In this episode, I talk with consultant and keynote speaker Molly McPherson, M.S., APR. We outline strategies to communicate more confidently and clearly, and we also discuss how you can become more effective on social media, specifically LinkedIn. These two topics can have a massively positive impact on your professional development efforts.
Here are some of the key points discussed about communicating confidently in-person and online:
- Engineers speak in a certain language, one of detail and analytics.
- It’s really important for engineers to use up-to-date communication strategies to effectively communicate who they are, what they do and what they are working on.
- Engineers aren’t bad communicators, they can communicate very well with each other. Communication problems for engineers usually arise when they have to speak to non-technical people.
- As an engineer, you should start from the inside and take baby steps in order to confidently communicate with those around you.
- If you want to broaden your horizons and take your career to the next level, you have to put yourself out there into uncomfortable situations to become a better communicator.
- Communication is not just speaking, but it is also writing. There are many ways these days that you can communicate through writing as an engineer.
- Most people think of feedback or criticism or something negative and they fear it, but feedback is very valuable and can be very helpful in advancing your career.
- If you are a professional, you should have a LinkedIn Profile – period. LinkedIn is a very robust network and a great place to build your online authority as an engineer. Add a professional photo to your profile and complete as much information as you can.
- If you have a credential, you should add it next to your name on LinkedIn (i.e. Anthony Fasano, P.E.). Be part of the conversation on LinkedIn and publish articles periodically if you can.
More in this episode…
In the Take Action Today segment of the show, Molly will provide you with an actionable piece of advice that you can start using right way to improve your communication skills in your career and life.
About Molly McPherson, M.S., APR
Molly McPherson, M.S., APR, combines her knowledge of current communication practices with years of news and PR experience to develop the right plans and messaging for clients to protect and build their reputations. She founded the Communicate with Confidence Leadership Training Program and frequently speaks on crisis communications, public relations and social media. Molly was Director of Communications for the Cruise Line International Association in Arlington, VA. More recently, she worked with FEMA’s Office of External Affairs during post-Hurricane Katrina efforts and helped launch their first social media program.
Confidence doesn’t come out of nowhere.
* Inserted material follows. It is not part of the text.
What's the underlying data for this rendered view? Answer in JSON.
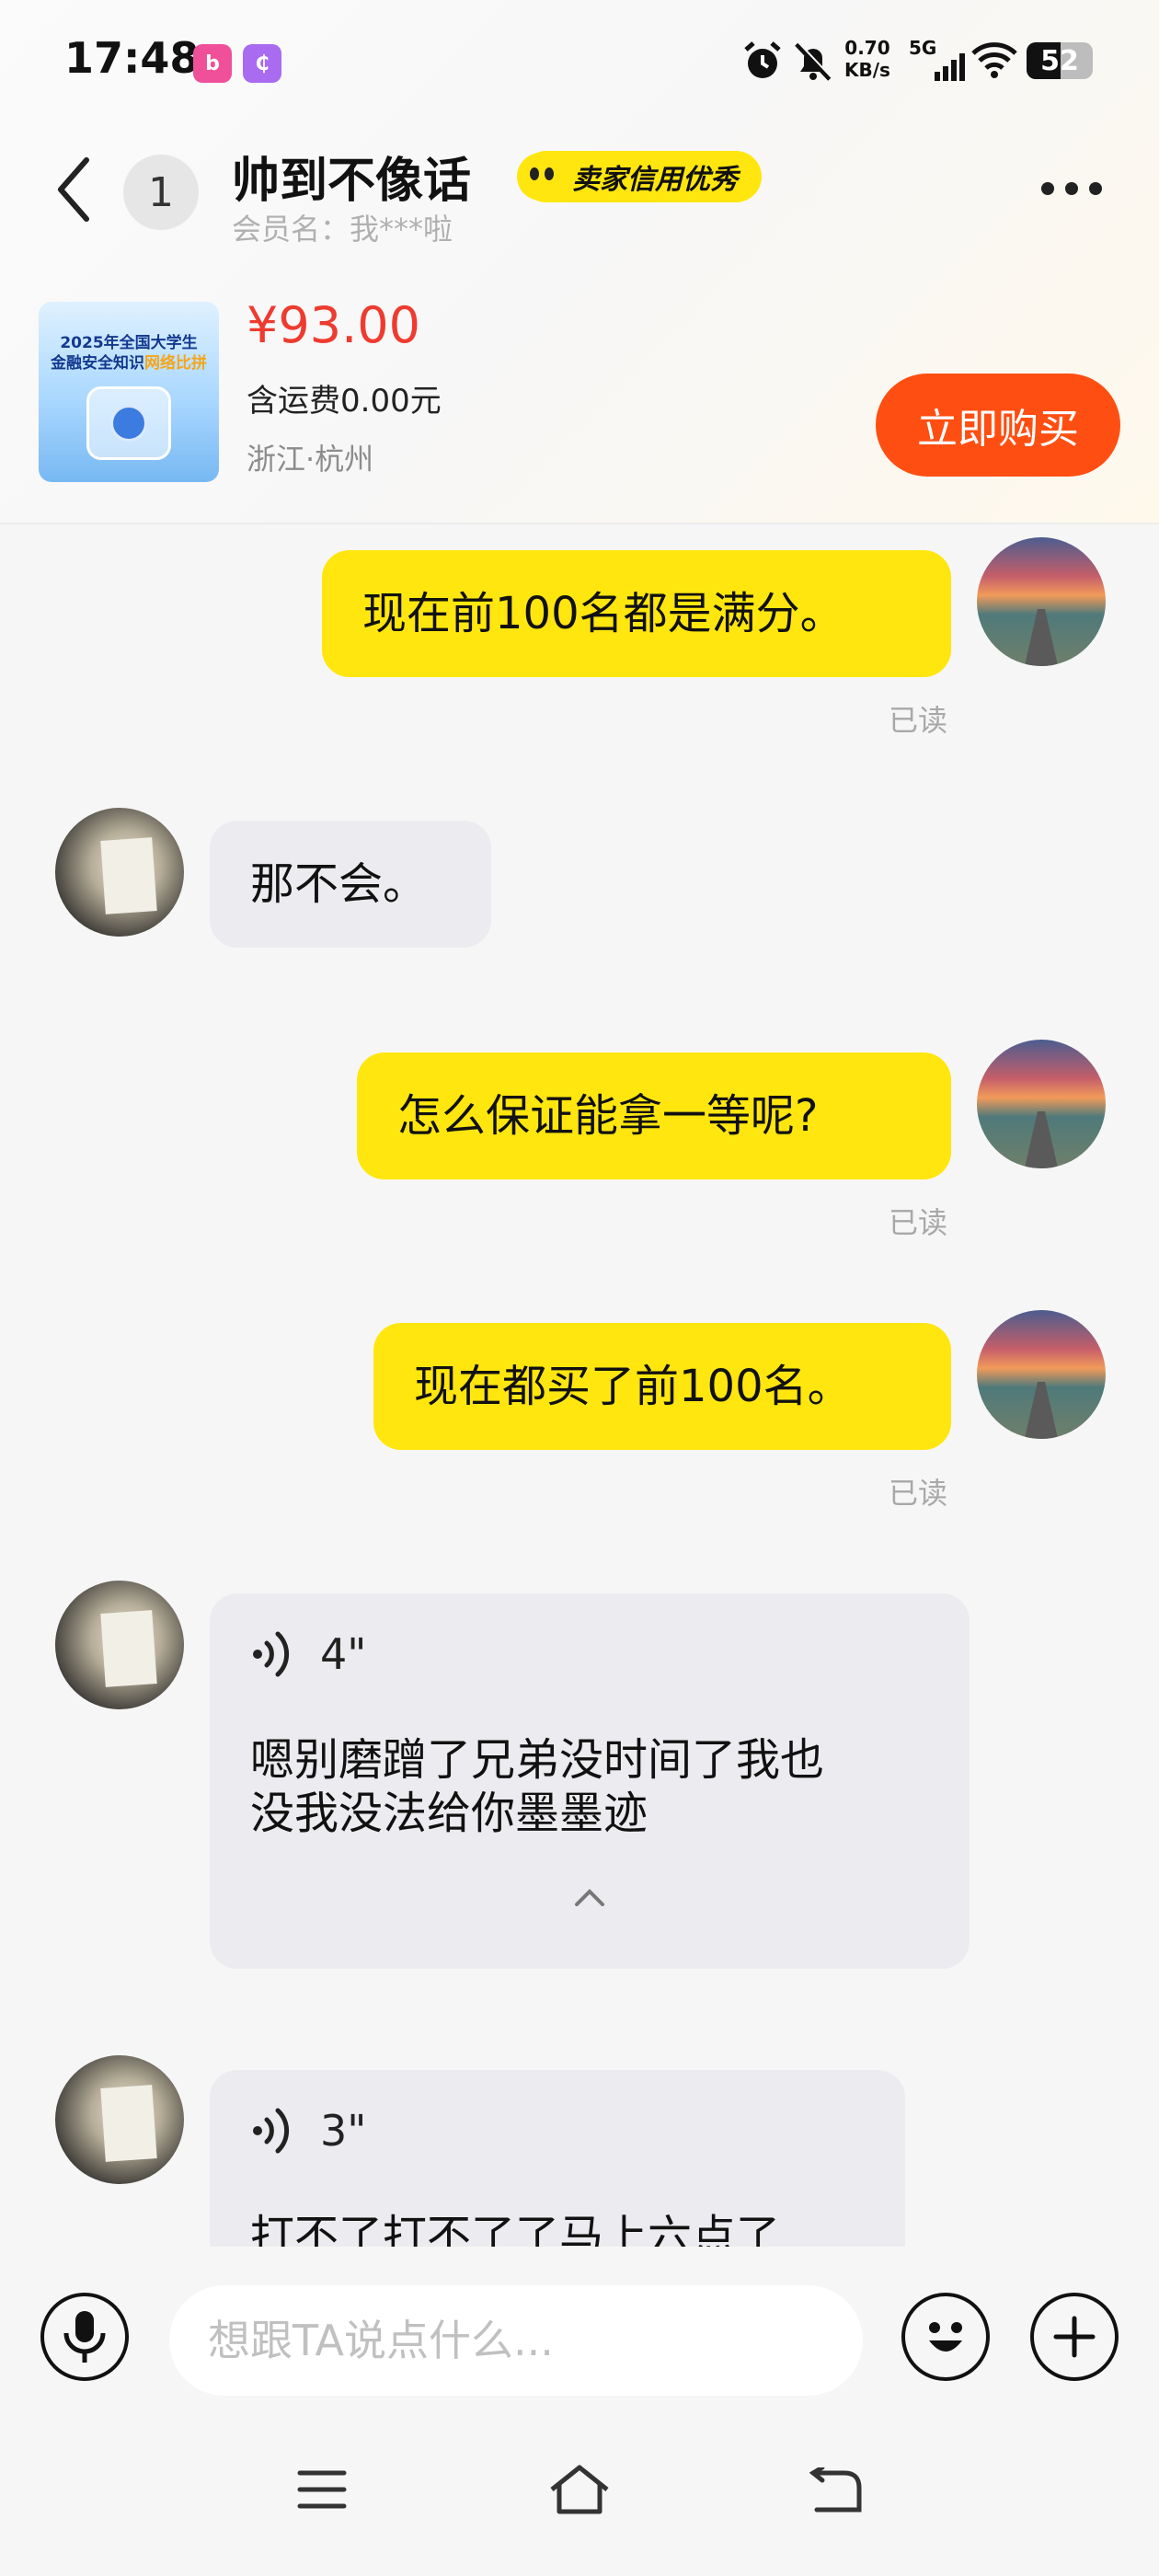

It’s a result of something… hours and days and weeks and years of constant work and dedication. – Roger Staubach
Resources and links mentioned in this session include:
This episode is brought to you by PPI, the leader of civil engineering FE or PE exam preparations. Visit ppi2pass.com to find essential licensure exam prep books, digital review, and helpful tips and advice.
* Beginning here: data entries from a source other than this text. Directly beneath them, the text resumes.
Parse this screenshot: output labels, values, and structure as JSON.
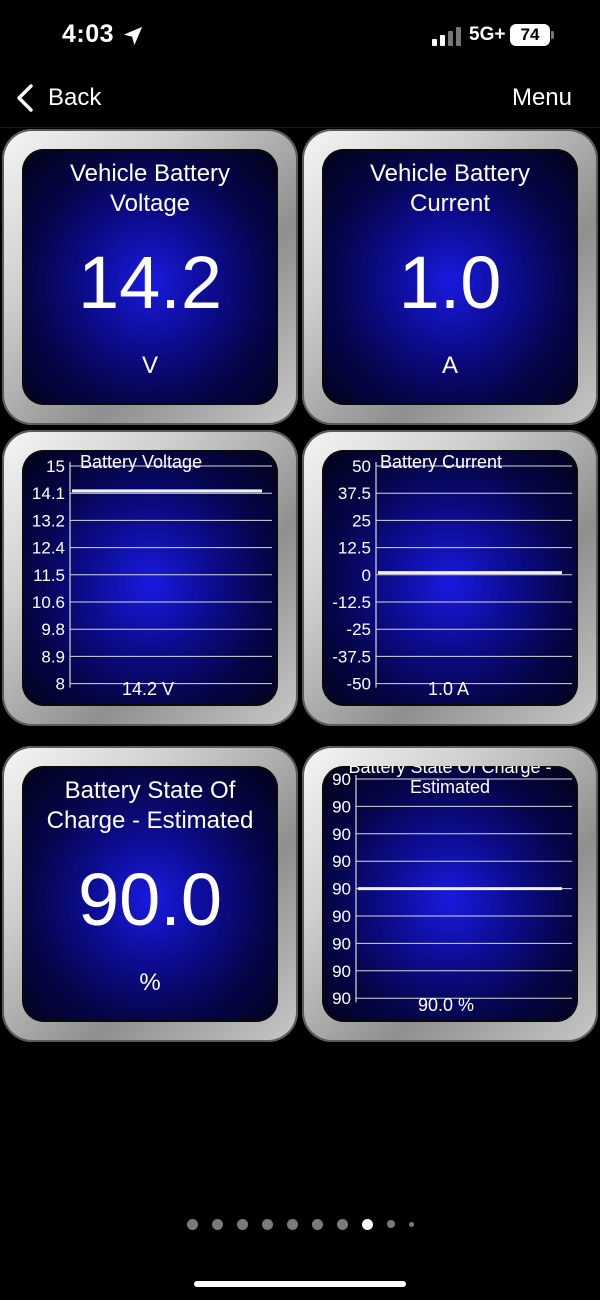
{
  "status_bar": {
    "time": "4:03",
    "network": "5G+",
    "battery": "74",
    "icons": [
      "location-arrow-icon",
      "signal-icon",
      "battery-icon"
    ]
  },
  "nav": {
    "back_label": "Back",
    "menu_label": "Menu"
  },
  "gauges": {
    "voltage": {
      "title": "Vehicle Battery Voltage",
      "value": "14.2",
      "unit": "V"
    },
    "current": {
      "title": "Vehicle Battery Current",
      "value": "1.0",
      "unit": "A"
    },
    "soc": {
      "title": "Battery State Of Charge - Estimated",
      "value": "90.0",
      "unit": "%"
    }
  },
  "chart_data": [
    {
      "type": "line",
      "title": "Battery Voltage",
      "y_ticks": [
        "15",
        "14.1",
        "13.2",
        "12.4",
        "11.5",
        "10.6",
        "9.8",
        "8.9",
        "8"
      ],
      "ylim": [
        8,
        15
      ],
      "series": [
        {
          "values": [
            14.2,
            14.2
          ]
        }
      ],
      "readout": "14.2 V",
      "grid": true
    },
    {
      "type": "line",
      "title": "Battery Current",
      "y_ticks": [
        "50",
        "37.5",
        "25",
        "12.5",
        "0",
        "-12.5",
        "-25",
        "-37.5",
        "-50"
      ],
      "ylim": [
        -50,
        50
      ],
      "series": [
        {
          "values": [
            1.0,
            1.0
          ]
        }
      ],
      "readout": "1.0 A",
      "grid": true
    },
    {
      "type": "line",
      "title": "Battery State Of Charge - Estimated",
      "y_ticks": [
        "90",
        "90",
        "90",
        "90",
        "90",
        "90",
        "90",
        "90",
        "90"
      ],
      "ylim": [
        90,
        90
      ],
      "series": [
        {
          "values": [
            90.0,
            90.0
          ]
        }
      ],
      "readout": "90.0 %",
      "grid": true
    }
  ],
  "pager": {
    "count": 10,
    "active_index": 7
  },
  "colors": {
    "tile_face": "#0c0c8f",
    "tile_glow": "#1a1ae0",
    "bezel": "#cfcfcf",
    "background": "#000000"
  }
}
This episode is also brought to you by WPI, one of the oldest engineering & technology universities in the country. Visit go2.wpi.edu/tecc to explore over 15 graduate degree programs in science, technology, and engineering.
How can engineers learn to confidently communicate In-Person and Online?
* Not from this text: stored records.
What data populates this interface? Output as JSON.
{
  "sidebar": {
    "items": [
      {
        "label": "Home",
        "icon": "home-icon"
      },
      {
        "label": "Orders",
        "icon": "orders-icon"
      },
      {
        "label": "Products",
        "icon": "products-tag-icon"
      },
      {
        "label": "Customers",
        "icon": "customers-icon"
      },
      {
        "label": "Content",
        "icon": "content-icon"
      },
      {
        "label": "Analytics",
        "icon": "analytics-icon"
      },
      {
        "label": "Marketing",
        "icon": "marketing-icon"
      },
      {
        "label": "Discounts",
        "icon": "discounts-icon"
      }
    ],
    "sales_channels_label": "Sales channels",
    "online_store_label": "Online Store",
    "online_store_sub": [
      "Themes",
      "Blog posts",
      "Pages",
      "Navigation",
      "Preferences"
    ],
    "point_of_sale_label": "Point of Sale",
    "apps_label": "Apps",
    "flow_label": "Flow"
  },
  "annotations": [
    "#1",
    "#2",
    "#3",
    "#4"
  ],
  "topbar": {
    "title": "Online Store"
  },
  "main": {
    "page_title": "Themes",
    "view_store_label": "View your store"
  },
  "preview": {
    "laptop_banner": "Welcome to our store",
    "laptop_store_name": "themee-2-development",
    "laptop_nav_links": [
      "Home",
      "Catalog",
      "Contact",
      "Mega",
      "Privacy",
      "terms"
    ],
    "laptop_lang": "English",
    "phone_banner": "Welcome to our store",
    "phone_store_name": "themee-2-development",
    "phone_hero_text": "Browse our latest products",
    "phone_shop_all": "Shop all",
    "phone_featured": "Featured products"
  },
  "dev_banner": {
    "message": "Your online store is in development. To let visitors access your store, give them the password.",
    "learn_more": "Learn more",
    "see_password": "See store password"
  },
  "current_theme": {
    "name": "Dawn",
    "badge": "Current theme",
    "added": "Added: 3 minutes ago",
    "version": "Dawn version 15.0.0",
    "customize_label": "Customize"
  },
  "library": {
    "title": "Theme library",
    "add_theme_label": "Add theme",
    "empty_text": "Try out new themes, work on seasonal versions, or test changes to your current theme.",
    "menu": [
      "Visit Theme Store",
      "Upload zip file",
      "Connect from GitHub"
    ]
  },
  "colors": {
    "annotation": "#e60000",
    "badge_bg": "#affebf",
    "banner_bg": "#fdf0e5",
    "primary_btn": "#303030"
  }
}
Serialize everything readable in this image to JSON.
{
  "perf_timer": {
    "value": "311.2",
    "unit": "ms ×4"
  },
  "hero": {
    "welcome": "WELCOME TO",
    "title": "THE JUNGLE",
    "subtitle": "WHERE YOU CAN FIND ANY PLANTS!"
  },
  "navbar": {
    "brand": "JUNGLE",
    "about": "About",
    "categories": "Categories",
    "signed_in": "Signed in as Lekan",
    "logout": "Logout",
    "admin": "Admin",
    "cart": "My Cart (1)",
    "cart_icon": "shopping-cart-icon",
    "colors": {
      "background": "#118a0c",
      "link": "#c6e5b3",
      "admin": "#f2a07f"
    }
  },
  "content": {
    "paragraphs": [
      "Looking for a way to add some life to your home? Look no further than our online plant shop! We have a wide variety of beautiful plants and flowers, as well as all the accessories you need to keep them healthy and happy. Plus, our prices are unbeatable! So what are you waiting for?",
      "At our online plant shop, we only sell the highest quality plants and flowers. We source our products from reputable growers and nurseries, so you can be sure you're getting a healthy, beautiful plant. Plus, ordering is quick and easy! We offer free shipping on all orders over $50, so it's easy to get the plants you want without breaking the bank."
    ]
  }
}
We would love to hear any questions you might have or stories you might share on the strategies you use to confidently communicate as an engineer.
Please leave your comments, feedback or questions in the section below.
To your success,
Anthony Fasano, PE, LEED AP
The Engineering Management Institute
Author of Engineer Your Own Success